DATA UNDER STUDY |
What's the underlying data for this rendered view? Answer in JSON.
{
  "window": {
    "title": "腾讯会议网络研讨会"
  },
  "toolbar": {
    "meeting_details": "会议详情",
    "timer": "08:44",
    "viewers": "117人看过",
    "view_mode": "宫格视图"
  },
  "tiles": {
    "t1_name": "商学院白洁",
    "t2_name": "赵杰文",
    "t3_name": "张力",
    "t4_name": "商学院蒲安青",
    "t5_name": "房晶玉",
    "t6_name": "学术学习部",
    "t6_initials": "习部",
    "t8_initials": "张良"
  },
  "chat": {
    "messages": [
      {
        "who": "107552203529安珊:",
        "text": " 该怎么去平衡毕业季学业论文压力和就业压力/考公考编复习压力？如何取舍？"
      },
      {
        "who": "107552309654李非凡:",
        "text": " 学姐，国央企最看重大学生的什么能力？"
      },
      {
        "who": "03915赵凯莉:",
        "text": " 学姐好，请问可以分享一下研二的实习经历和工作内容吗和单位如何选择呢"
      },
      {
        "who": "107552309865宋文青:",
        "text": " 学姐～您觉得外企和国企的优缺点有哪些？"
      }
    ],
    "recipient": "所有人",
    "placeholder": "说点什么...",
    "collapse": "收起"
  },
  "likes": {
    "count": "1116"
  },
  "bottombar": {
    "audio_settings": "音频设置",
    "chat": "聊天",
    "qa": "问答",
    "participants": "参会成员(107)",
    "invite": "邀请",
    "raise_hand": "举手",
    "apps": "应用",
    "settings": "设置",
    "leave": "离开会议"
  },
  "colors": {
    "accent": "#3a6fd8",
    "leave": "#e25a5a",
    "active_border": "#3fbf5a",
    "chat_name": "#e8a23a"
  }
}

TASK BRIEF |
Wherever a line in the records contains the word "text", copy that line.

EXERCISE ANSWER |
        "text": " 该怎么去平衡毕业季学业论文压力和就业压力/考公考编复习压力？如何取舍？"
        "text": " 学姐，国央企最看重大学生的什么能力？"
        "text": " 学姐好，请问可以分享一下研二的实习经历和工作内容吗和单位如何选择呢"
        "text": " 学姐～您觉得外企和国企的优缺点有哪些？"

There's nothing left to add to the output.